chocolateWho doesn’t love chocolate? For most of us, chocolate is one of life’s guilty pleasures. It’s true that chocolate is a calorie-rich food, but keep in mind that it also has a host of health benefits.

Lower risk of thickened arteries

Researchers in the Netherlands recently published an article in the nutritional journal The FASEB Journal that explains how eating chocolate with a high percentage of cocoa (70 to 80%) can help prevent atherosclerosis. This is the hardening and thickening of the arteries, which may be caused by a lack of physical activity, poor diet and other lifestyle-related factors.

The reason cocoa has this effect is because of the flavonols it contains. Flavonols occur naturally in the cacao pod. They decrease cell adhesion, stopping white blood cells from sticking to the blood vessel walls and thickening your arteries. In turn this increases your arterial elasticity and reduces the risk of cardiovascular disease.

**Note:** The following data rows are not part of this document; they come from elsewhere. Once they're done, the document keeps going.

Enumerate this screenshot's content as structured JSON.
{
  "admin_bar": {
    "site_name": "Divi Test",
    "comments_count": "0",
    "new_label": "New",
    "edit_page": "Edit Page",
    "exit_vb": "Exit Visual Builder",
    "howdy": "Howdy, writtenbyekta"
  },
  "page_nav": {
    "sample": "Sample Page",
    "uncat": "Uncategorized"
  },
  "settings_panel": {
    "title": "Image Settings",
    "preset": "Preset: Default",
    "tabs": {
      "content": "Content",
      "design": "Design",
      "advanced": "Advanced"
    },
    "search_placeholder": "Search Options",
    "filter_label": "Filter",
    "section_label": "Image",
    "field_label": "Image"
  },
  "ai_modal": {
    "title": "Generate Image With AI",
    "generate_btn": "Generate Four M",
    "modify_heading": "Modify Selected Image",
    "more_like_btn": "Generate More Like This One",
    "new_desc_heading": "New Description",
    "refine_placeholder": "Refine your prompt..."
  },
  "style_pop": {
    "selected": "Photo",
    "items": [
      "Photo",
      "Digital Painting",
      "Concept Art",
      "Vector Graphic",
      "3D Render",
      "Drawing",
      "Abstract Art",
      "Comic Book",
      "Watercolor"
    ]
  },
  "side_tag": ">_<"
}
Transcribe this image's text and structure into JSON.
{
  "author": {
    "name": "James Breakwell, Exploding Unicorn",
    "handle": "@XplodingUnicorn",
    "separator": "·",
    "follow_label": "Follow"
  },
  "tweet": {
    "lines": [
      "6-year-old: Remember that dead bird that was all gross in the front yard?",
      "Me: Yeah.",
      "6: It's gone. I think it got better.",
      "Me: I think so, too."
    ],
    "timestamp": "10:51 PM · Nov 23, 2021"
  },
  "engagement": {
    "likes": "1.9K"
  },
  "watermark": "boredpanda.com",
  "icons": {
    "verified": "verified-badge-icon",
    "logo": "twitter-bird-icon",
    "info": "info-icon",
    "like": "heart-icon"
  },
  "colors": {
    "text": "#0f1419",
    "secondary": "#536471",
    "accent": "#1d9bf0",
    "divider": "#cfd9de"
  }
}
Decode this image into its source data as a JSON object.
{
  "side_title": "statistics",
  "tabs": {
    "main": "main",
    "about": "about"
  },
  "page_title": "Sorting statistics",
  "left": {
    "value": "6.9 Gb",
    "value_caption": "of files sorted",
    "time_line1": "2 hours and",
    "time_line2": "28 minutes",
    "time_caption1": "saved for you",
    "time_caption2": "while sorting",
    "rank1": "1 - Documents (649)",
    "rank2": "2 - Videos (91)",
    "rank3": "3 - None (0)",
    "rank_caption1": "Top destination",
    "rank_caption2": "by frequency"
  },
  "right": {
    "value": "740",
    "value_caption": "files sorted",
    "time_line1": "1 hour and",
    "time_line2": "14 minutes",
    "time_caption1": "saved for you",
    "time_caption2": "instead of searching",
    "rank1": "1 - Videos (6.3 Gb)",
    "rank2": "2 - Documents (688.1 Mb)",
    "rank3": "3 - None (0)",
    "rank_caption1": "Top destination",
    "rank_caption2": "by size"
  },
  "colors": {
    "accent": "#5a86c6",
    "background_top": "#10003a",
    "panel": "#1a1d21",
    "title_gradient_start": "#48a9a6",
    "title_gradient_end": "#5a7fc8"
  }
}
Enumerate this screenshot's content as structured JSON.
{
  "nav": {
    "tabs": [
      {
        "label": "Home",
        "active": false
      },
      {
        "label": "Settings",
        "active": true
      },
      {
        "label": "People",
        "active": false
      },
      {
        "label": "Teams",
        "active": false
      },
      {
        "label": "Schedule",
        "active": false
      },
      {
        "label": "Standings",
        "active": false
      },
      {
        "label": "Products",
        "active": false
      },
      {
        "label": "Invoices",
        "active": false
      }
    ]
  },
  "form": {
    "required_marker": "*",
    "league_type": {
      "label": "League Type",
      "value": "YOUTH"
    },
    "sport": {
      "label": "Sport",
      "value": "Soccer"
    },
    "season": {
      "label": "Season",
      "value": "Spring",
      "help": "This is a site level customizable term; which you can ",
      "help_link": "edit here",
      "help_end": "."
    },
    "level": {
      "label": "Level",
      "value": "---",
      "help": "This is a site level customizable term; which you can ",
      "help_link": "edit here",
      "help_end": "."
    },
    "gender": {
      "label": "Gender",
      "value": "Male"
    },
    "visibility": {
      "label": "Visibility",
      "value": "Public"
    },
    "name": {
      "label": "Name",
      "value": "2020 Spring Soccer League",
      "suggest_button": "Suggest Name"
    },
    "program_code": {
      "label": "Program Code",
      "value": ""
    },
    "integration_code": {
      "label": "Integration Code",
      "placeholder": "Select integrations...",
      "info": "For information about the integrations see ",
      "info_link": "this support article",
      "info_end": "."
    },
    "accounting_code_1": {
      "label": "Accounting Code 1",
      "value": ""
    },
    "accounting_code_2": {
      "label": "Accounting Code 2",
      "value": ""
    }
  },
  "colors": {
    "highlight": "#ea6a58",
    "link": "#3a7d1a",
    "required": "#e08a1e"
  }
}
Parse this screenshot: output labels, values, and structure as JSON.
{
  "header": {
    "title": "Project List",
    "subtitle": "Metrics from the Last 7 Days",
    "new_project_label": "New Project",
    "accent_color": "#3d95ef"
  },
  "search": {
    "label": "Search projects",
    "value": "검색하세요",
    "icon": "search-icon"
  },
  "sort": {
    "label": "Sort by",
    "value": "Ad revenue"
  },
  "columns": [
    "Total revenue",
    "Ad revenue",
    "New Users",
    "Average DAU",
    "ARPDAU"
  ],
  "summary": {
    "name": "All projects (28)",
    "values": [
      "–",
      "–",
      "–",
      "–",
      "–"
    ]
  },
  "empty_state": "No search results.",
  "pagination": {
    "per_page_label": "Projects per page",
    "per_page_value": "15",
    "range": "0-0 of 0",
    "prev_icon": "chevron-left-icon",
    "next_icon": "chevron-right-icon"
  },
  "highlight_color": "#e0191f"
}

Lower risk of diabetes and obesity

The idea that eating chocolate might lower the risk of obesity is counterintuitive. However, once you understand the chemical composition of cocoa, it starts to make a lot more sense. The flavonols in cocoa have been shown to lower blood-glucose levels, which helps in weight management by keeping your metabolism in check.

You might think that someone suffering from diabetes should stay away from chocolate. Wrong again! Another recent study has confirmed that eating chocolate (as well as wine and berries) can protect you from type-2 diabetes.

Happier kids

Of course simply feeding chocolate to kids can make them smile! In a newer study, however, women who ate chocolate during pregnancy reported that they were better able to handle stress than those who had not eaten it. In turn, this led to happier, calmer babies. The myth that pregnant women should avoid chocolate altogether has been debunked by several modern studies.

Brain food

Next time work, school or life in general is getting you down or stressing you out, do yourself a favour and grab some dark chocolate. Cocoa rich in flavonols boosts blood flow to key parts of the brain, as well as your extremities, for two to three hours after you eat it, improving your alertness and mental acuity. A study performed at Oxford University showed that out of 2,000 people over the age of 70, those who ate flavonol-rich chocolates scored higher on cognitive tests than those who had not.

So – we think it’s time for less guilt and more chocolate! And with Christmas right around the corner it’s a good time to go all out on Christmas chocolates for family and friends too.